> EXERCISE PROMPT
Would you restate the full listing word for word and omit its pictures?
-- Opening Marker --
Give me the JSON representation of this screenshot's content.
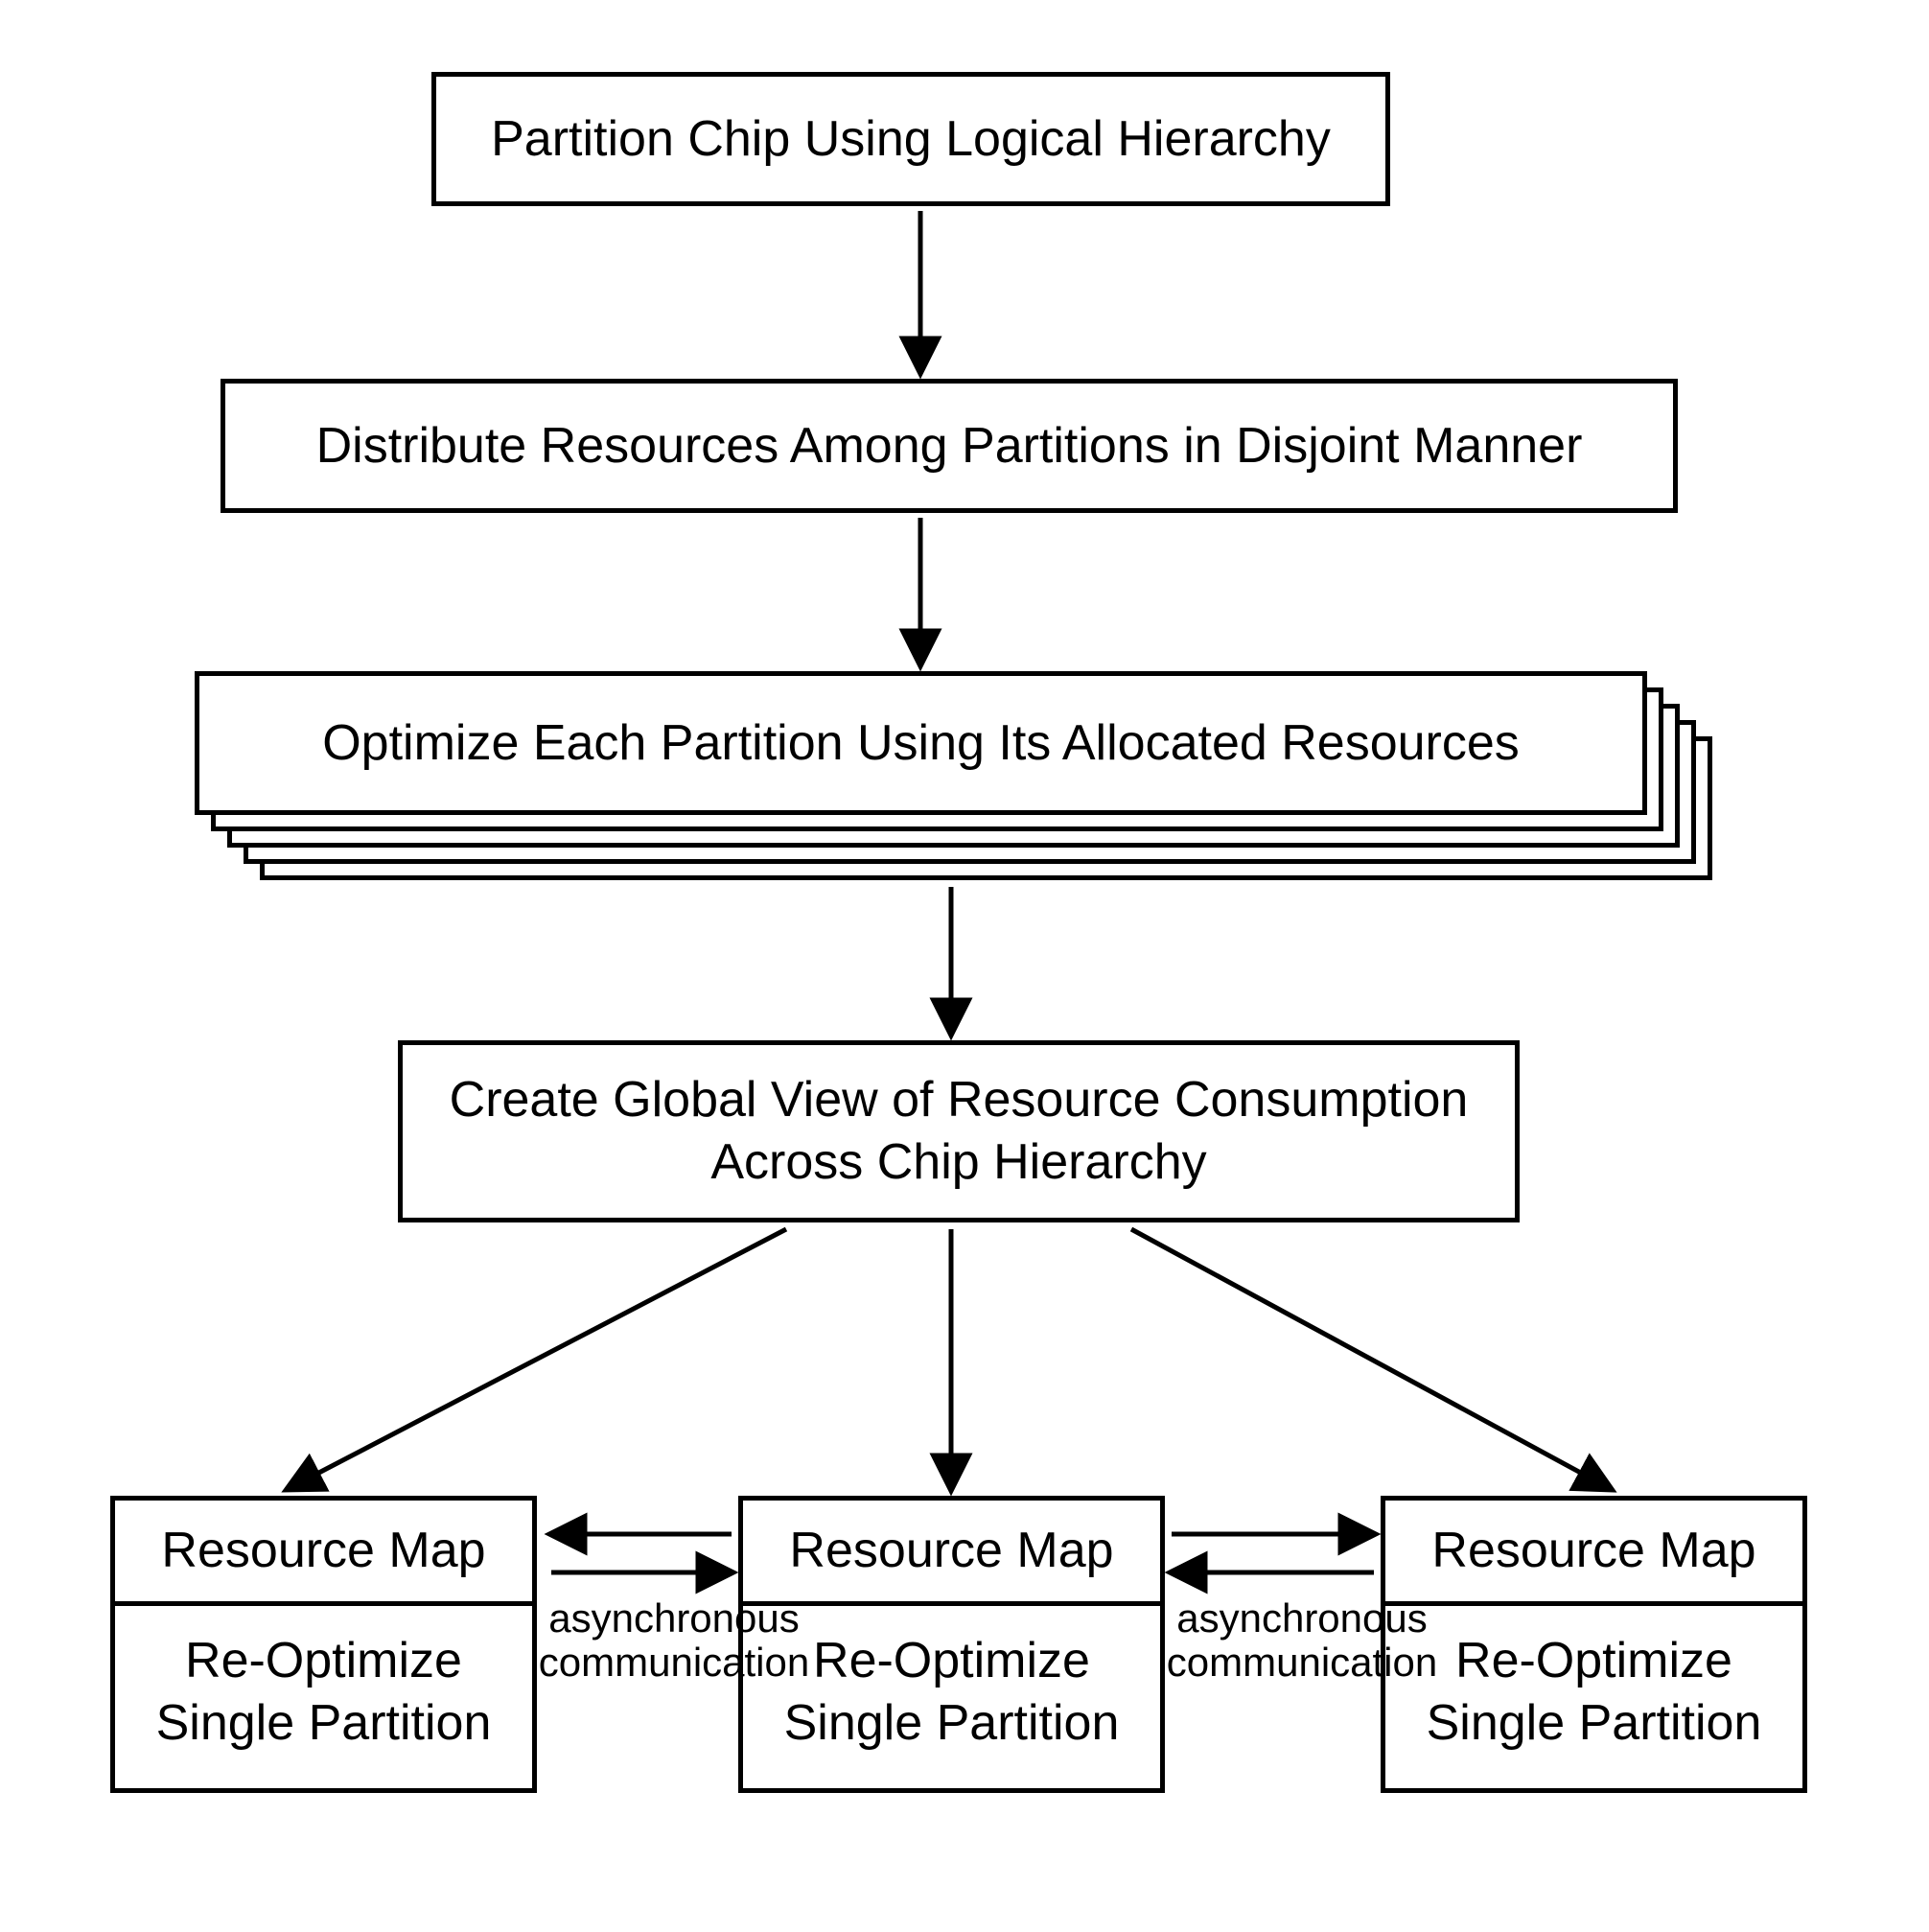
{
  "steps": {
    "s1": "Partition Chip Using Logical Hierarchy",
    "s2": "Distribute Resources Among Partitions in Disjoint Manner",
    "s3": "Optimize Each Partition Using Its Allocated Resources",
    "s4": "Create Global View of Resource Consumption\nAcross Chip Hierarchy"
  },
  "partition": {
    "top": "Resource Map",
    "bottom": "Re-Optimize\nSingle Partition"
  },
  "edge_label": "asynchronous\ncommunication"
}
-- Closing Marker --
> THE COMPLETED TASK
Give me the JSON representation of this screenshot's content.
{
  "steps": {
    "s1": "Partition Chip Using Logical Hierarchy",
    "s2": "Distribute Resources Among Partitions in Disjoint Manner",
    "s3": "Optimize Each Partition Using Its Allocated Resources",
    "s4": "Create Global View of Resource Consumption\nAcross Chip Hierarchy"
  },
  "partition": {
    "top": "Resource Map",
    "bottom": "Re-Optimize\nSingle Partition"
  },
  "edge_label": "asynchronous\ncommunication"
}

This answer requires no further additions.